**DATA TO EXAMINE:**
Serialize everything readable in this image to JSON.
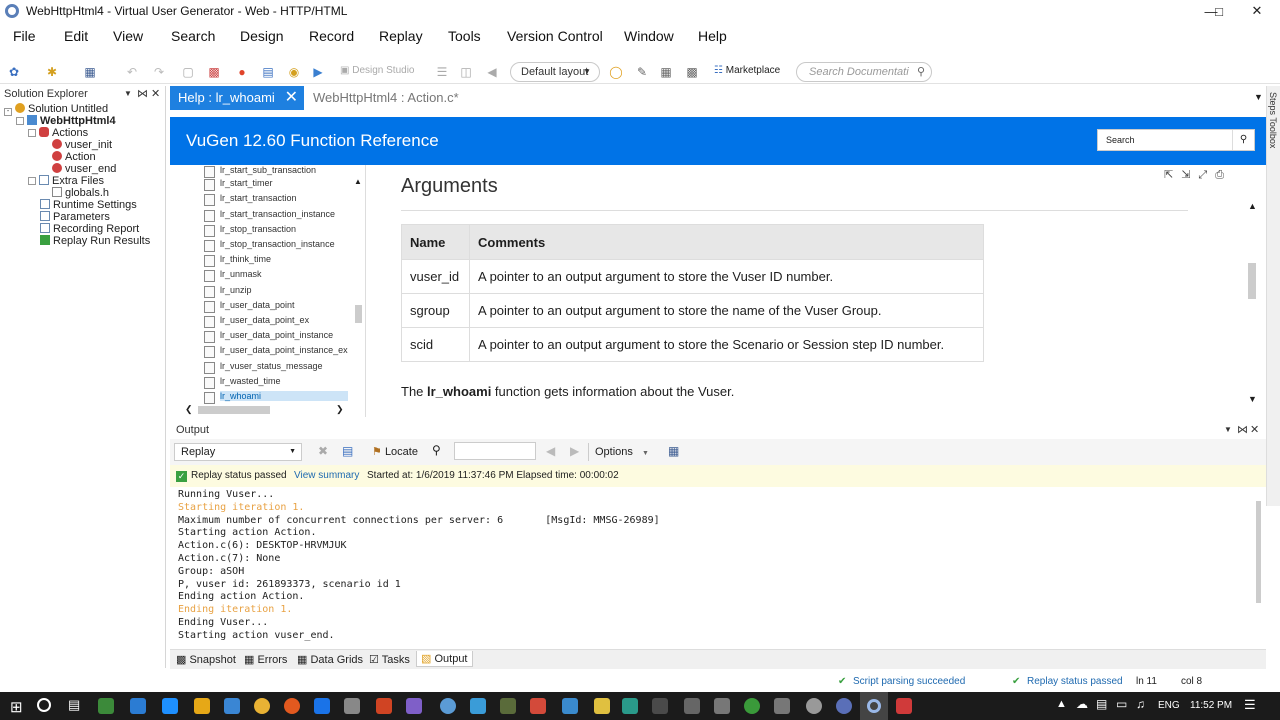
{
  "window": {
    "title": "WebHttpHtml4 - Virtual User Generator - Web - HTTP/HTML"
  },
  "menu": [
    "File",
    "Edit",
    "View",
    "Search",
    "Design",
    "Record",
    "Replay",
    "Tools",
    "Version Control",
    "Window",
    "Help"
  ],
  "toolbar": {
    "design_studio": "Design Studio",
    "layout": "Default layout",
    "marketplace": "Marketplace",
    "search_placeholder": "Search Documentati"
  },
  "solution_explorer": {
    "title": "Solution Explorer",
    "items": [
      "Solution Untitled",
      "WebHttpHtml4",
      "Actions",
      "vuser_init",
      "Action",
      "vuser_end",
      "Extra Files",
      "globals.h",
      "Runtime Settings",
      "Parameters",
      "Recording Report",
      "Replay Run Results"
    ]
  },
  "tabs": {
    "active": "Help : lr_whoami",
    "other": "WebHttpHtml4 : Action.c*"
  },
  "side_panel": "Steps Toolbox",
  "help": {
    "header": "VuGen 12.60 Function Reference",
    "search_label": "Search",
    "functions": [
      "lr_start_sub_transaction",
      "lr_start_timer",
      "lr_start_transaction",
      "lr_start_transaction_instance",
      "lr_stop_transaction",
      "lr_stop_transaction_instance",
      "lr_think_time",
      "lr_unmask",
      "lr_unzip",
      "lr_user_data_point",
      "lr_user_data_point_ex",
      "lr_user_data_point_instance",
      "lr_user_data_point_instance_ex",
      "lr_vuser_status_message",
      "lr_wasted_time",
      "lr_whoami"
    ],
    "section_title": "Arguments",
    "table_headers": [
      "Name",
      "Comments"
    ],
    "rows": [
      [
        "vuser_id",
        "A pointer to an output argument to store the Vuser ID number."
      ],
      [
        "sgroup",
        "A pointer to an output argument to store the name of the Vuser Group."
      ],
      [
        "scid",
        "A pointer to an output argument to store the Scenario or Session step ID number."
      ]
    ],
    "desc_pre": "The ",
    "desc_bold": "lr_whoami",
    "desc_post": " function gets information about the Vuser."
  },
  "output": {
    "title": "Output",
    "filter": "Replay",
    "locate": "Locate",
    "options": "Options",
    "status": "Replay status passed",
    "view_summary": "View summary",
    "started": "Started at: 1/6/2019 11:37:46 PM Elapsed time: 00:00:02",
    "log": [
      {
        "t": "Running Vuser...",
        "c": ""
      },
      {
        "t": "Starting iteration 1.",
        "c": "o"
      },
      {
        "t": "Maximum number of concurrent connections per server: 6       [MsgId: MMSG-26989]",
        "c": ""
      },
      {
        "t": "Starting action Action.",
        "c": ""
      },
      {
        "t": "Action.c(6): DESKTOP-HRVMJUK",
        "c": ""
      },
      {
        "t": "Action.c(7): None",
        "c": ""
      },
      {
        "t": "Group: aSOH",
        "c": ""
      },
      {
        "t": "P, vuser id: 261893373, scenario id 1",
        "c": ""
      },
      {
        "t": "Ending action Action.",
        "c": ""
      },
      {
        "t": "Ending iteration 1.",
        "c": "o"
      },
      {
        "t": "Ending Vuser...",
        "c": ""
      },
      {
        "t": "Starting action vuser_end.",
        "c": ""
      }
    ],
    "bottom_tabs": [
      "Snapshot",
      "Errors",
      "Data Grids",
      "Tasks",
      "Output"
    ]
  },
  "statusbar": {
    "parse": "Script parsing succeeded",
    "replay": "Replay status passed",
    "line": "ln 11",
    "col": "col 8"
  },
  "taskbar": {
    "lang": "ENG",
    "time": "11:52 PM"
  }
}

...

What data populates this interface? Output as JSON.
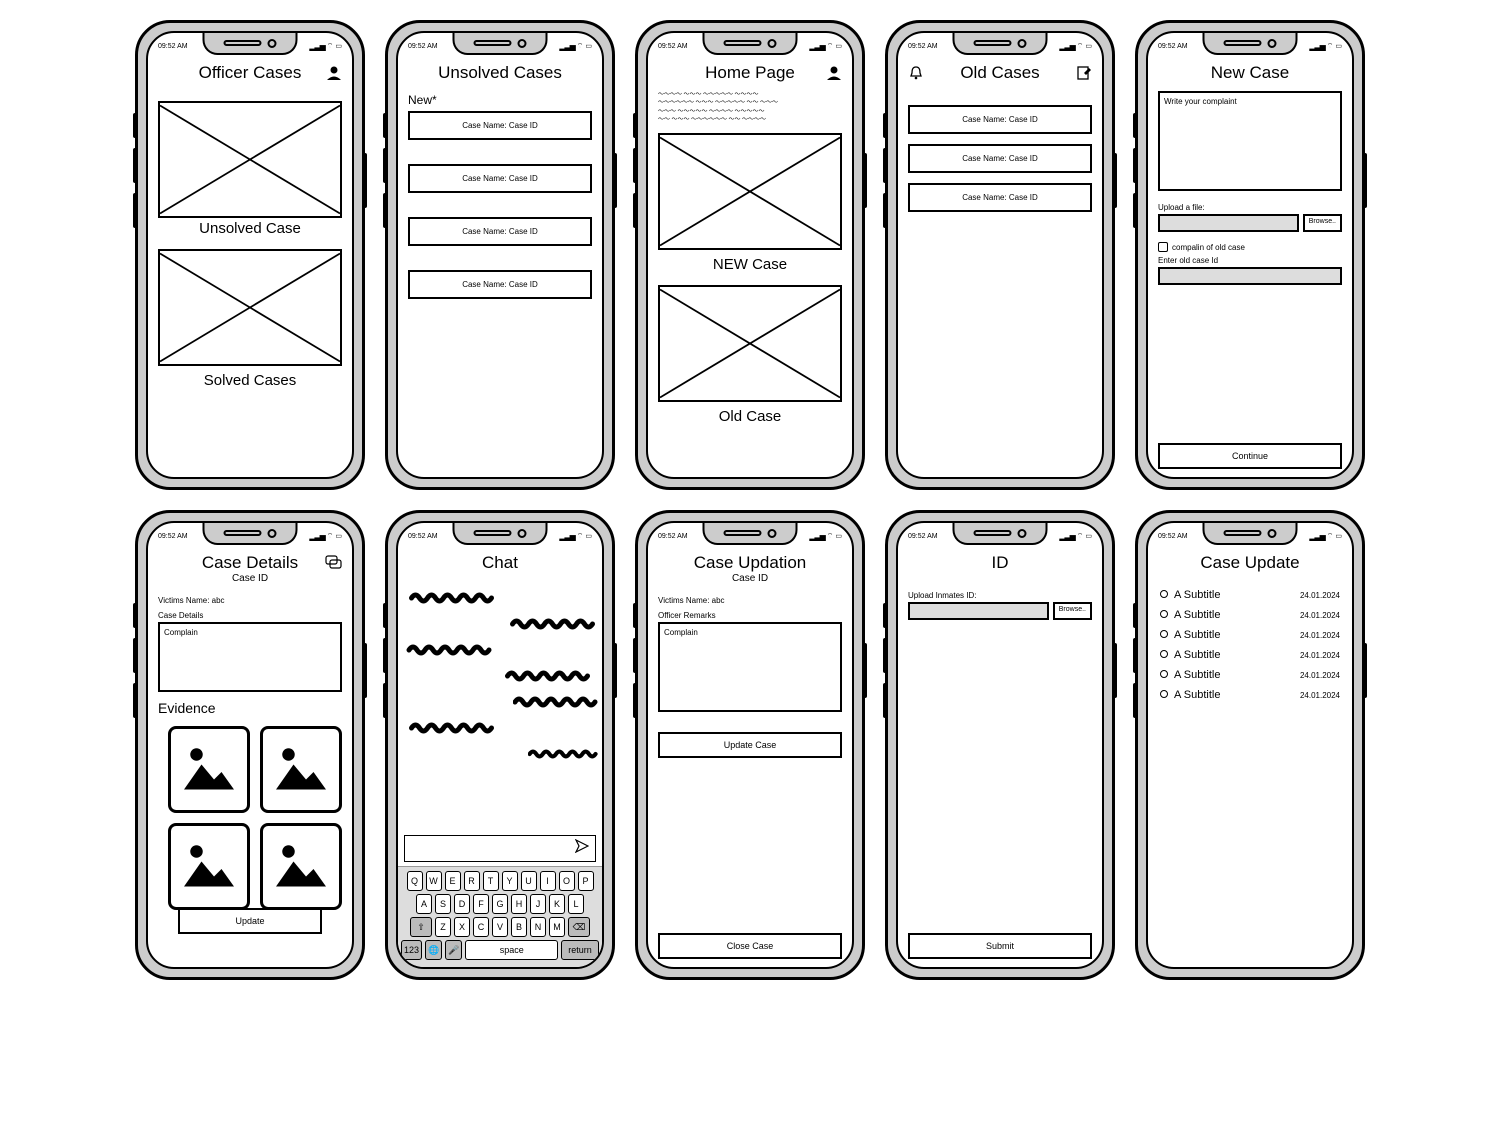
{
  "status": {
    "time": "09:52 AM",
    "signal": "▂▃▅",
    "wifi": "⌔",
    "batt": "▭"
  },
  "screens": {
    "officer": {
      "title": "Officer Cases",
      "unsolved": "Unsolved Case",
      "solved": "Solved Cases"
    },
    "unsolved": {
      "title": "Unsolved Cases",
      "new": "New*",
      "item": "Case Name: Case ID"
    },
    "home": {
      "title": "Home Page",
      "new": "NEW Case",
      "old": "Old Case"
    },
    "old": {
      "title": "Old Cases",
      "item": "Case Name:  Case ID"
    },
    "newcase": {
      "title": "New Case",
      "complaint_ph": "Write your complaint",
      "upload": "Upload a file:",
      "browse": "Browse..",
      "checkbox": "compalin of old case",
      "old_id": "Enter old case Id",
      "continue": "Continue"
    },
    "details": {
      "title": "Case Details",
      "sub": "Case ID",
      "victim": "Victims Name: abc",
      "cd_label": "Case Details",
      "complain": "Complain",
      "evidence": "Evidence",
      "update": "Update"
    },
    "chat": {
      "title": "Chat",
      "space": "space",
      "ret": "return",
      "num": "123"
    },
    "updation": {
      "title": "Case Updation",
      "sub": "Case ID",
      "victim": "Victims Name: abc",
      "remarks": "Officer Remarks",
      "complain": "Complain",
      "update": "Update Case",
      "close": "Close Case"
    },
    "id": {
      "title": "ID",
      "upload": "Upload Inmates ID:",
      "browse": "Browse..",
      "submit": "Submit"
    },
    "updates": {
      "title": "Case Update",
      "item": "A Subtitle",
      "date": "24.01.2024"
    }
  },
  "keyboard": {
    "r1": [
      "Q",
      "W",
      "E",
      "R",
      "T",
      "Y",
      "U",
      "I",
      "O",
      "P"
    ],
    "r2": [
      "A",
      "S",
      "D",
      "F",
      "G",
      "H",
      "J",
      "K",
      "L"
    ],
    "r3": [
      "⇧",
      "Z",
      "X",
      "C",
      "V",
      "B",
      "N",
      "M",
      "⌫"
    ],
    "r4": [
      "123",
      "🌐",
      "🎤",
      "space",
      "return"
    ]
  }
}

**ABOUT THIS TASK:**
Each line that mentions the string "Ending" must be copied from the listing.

**RESPONSE BELOW:**
        "t": "Ending action Action.",
        "t": "Ending iteration 1.",
        "t": "Ending Vuser...",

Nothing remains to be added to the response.